Top of Data extract

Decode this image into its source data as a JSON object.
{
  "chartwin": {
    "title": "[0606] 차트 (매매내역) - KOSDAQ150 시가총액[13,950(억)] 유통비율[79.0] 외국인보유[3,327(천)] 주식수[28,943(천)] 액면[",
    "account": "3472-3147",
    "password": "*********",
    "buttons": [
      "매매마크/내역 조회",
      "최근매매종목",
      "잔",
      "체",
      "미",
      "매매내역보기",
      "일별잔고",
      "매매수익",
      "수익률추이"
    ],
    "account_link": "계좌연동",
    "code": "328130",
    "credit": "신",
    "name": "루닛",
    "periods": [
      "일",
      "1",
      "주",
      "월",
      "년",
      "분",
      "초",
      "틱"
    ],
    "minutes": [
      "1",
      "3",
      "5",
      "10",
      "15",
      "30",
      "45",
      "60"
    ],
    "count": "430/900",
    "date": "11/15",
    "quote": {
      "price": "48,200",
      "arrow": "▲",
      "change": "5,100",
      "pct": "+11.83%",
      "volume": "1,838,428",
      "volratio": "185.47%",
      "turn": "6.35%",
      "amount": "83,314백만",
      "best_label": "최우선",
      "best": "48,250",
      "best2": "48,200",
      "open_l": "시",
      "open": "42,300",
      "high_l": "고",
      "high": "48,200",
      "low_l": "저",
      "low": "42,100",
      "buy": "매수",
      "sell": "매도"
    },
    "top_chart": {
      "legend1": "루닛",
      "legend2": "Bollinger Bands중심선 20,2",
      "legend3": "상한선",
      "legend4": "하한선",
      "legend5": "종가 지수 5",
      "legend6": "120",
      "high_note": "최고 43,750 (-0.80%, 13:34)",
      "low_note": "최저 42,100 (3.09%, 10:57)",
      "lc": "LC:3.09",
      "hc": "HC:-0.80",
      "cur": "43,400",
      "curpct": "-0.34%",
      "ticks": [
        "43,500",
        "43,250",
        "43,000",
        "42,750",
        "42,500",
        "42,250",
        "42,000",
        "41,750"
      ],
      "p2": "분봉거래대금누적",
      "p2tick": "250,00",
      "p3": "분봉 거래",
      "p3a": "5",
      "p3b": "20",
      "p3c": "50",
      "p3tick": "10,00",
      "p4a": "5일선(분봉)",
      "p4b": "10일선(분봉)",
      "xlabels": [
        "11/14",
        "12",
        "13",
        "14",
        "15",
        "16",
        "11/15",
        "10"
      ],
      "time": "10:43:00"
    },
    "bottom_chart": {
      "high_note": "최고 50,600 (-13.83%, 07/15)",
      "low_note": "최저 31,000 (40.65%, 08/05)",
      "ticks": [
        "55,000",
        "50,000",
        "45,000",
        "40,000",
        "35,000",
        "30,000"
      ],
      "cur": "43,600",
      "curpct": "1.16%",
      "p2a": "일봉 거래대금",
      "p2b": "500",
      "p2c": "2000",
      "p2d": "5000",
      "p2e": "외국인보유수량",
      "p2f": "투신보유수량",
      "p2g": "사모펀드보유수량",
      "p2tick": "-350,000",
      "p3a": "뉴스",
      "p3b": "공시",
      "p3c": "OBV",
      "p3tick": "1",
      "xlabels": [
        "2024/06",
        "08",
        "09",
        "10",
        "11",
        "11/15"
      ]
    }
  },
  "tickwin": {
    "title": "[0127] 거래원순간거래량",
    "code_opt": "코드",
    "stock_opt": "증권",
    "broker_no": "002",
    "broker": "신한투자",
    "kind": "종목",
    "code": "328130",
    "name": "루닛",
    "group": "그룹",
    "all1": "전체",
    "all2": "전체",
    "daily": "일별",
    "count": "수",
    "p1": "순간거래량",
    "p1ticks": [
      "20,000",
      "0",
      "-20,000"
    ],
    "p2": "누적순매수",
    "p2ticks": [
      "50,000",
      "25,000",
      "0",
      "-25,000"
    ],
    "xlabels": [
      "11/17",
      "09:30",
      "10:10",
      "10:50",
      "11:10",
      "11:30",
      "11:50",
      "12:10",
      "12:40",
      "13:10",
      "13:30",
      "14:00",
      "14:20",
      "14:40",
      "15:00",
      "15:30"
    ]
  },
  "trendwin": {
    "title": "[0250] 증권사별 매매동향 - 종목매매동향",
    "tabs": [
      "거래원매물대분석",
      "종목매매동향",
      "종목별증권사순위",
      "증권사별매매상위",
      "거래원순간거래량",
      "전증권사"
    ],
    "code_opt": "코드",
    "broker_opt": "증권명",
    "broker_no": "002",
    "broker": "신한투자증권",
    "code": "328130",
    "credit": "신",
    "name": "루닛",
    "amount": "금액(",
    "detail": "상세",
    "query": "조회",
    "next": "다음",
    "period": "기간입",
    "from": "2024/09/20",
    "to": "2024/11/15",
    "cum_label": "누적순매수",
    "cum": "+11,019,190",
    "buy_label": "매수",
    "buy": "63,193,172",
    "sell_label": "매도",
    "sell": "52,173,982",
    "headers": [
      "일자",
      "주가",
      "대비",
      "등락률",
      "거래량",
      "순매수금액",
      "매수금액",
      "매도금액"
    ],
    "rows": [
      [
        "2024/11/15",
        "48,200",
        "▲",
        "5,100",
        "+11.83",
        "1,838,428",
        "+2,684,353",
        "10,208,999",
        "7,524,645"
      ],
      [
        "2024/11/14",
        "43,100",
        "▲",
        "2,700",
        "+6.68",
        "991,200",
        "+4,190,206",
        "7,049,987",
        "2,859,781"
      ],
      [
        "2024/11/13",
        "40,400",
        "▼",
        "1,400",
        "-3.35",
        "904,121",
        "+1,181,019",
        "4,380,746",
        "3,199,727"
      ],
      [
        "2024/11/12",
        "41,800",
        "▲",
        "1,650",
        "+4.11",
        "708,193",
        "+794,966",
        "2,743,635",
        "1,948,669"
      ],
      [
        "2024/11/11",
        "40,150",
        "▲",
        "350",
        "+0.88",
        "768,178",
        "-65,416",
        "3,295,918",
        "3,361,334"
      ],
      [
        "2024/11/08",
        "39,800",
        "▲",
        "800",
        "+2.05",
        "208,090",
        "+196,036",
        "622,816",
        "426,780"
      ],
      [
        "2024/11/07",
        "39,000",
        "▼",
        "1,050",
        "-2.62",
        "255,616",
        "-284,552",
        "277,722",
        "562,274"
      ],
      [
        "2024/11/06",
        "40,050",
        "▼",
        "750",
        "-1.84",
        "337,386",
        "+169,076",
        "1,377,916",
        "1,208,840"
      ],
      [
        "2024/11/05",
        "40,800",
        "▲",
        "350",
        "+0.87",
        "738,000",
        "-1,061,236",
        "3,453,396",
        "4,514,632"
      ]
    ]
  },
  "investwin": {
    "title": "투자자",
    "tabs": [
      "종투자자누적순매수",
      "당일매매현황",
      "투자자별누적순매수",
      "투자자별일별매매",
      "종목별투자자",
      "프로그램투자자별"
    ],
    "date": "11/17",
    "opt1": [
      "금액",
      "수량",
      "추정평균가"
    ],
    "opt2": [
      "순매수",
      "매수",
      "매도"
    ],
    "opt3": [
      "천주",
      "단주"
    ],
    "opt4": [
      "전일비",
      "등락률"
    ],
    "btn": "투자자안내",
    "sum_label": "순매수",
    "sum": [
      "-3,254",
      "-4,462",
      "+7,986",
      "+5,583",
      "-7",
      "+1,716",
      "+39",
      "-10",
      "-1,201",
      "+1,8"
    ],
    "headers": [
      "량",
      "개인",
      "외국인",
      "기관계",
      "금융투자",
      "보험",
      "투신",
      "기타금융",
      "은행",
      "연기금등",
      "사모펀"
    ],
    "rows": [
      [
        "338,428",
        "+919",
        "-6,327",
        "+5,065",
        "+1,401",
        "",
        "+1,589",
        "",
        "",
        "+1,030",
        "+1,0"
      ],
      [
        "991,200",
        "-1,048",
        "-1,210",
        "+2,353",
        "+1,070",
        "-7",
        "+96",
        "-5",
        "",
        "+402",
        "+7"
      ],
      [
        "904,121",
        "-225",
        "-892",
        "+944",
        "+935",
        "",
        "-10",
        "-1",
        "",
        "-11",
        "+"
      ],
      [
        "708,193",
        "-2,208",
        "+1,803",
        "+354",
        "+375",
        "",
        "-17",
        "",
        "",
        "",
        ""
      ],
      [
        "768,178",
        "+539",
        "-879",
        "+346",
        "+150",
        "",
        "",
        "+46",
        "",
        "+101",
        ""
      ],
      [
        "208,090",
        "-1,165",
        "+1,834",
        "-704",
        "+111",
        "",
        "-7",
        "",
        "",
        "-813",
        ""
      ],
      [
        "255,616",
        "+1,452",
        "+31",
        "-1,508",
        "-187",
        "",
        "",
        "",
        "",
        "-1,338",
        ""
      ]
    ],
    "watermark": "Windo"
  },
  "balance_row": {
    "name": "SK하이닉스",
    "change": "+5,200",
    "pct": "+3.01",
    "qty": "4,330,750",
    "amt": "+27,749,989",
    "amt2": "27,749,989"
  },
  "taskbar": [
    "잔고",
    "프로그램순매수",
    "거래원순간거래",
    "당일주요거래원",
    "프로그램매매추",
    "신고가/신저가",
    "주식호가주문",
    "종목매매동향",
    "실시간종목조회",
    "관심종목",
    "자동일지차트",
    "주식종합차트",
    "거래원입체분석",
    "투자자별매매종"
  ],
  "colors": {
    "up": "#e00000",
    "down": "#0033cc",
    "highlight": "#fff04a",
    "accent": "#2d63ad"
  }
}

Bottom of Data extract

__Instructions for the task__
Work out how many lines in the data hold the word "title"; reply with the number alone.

__Solution for this problem__
4